Bringing a spiritual perspective to daily life
From the Internet to the TV set in your living room comes great social pressure to be part of a couple. An endless stream of reality shows such as "The Bachelor," "Joe Millionaire," "The Bachelorette" fill prime-time slots on evening television. Burgeoning online dating services suggest that meeting someone should be as easy as the click of a mouse.
The overall message is: If you aren't in a romantic relationship, you should be making every effort to get into one.
It's easy to understand why singles might think they are left out or left behind as they sit down to a frozen meal more than once a week, alone.
A look at trends in US demographics, however, shows that the number of people living alone is actually increasing. In fact, over the past two decades solitary living has increased 87 percent. The 2000 Census revealed that 26 percent of the population lives alone.
But those statistics weren't offering much consolation to me on empty Friday evenings. Intellectually it was nice to know that there were lots of people like me, but it didn't stop those lonely nights or disappointing endings to dating relationships. Watching my friends start families of their own made me feel as if I was failing.
After one serious breakup, I was grief-stricken. For months my goal was simply to make it through the week without dissolving into tears. But I was also praying, turning to God to listen for messages of comfort in the middle of what seemed to be an unbearable trial.
The messages came. One was found in the opening line of the 23rd Psalm, which begins, "The Lord is my shepherd; I shall not want."
This ancient biblical promise speaks so directly today to the human discomfort of moving on, whether it's from a cherished home, a job, or even an unhappy relationship.
Mary Baker Eddy, the founder of this newspaper, has a special way of interpreting the 23rd Psalm: "[DIVINE LOVE] is my shepherd," she wrote, "I shall not want" ("Science and Health with Key to the Scriptures," page 578).
I began to let this thought nudge me forward, away from ruminating over the lost relationship. I realized that if love is what guides me forward, how could it be missing from my journey?
Instead of praying to bring love back into my life, I started letting love move me through life. And that meant loving every minute of it, even when the hours seemed too quiet.
I made the effort to appreciate the ways goodness appeared in my life, even simple things such as the late- afternoon sun filtering through my windows or a helpful gesture from a total stranger. Recognizing the completeness of my day when it seemed easier to feel lonely opened my thought to making new friends and enjoying the rhythm of my work.
Feeling complete without being in a relationship doesn't mean resignation to living a life of solitude. It means being completely willing to love, even if it feels hard.
This understanding can relieve singles from feelings of anxiety for not finding the "right one," and it can even free those in relationships from concerns about being with the "wrong one."
For me, accepting that I wasn't missing out on the good in my life lifted those depressing feelings of loss.
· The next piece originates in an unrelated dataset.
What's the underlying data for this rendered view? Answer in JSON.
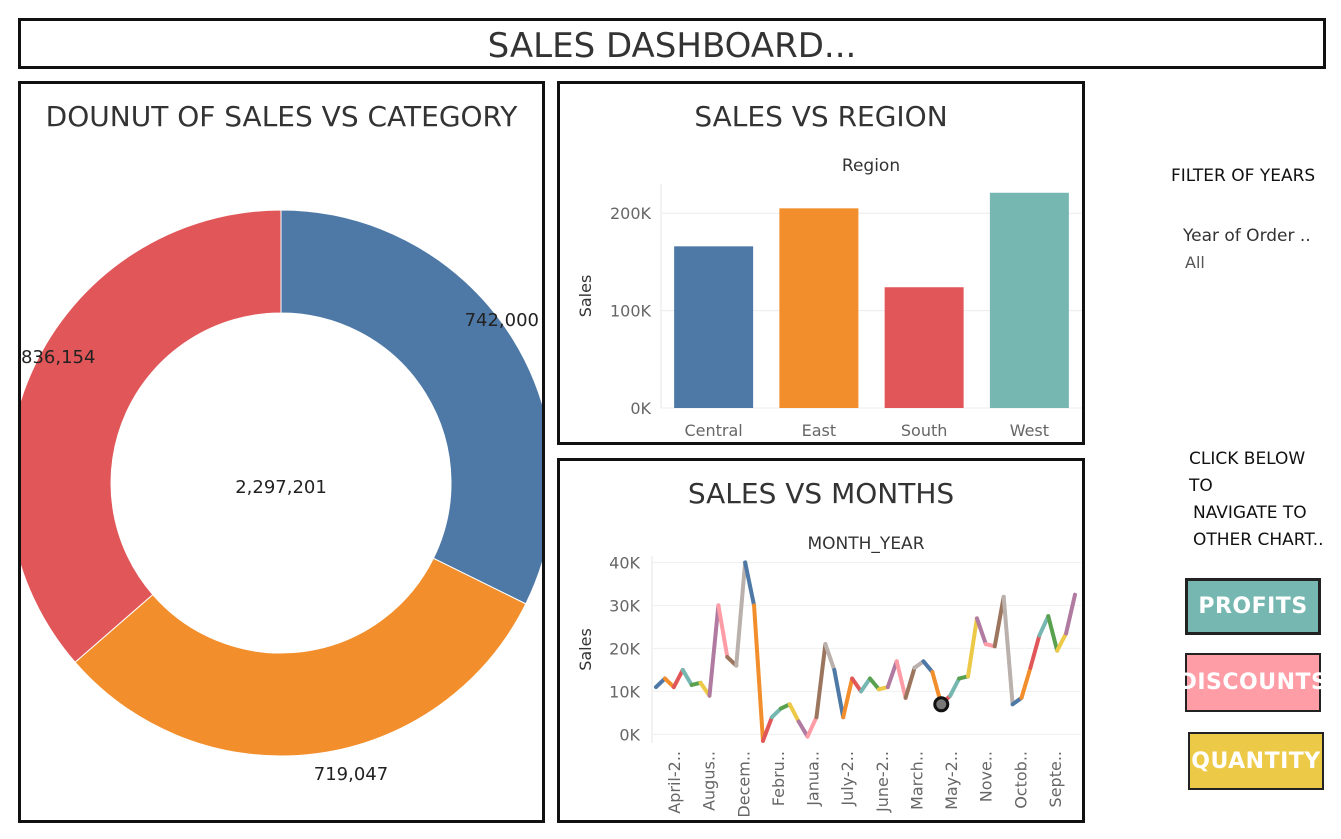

What I did finally lose was that nagging question: "What's wrong with me?"
I'm no longer afraid of being alone on Friday nights, even if they are a bit quiet, because a Love-filled quiet isn't lonely at all.
Thoughts unspoken are not unknown to the divine Mind. Desire is prayer; and no loss
can occur from trusting God
with our desires,
that they may be moulded and
exalted before they take form
in words and in deeds.
Mary Baker Eddy
(Founder of Christian Science)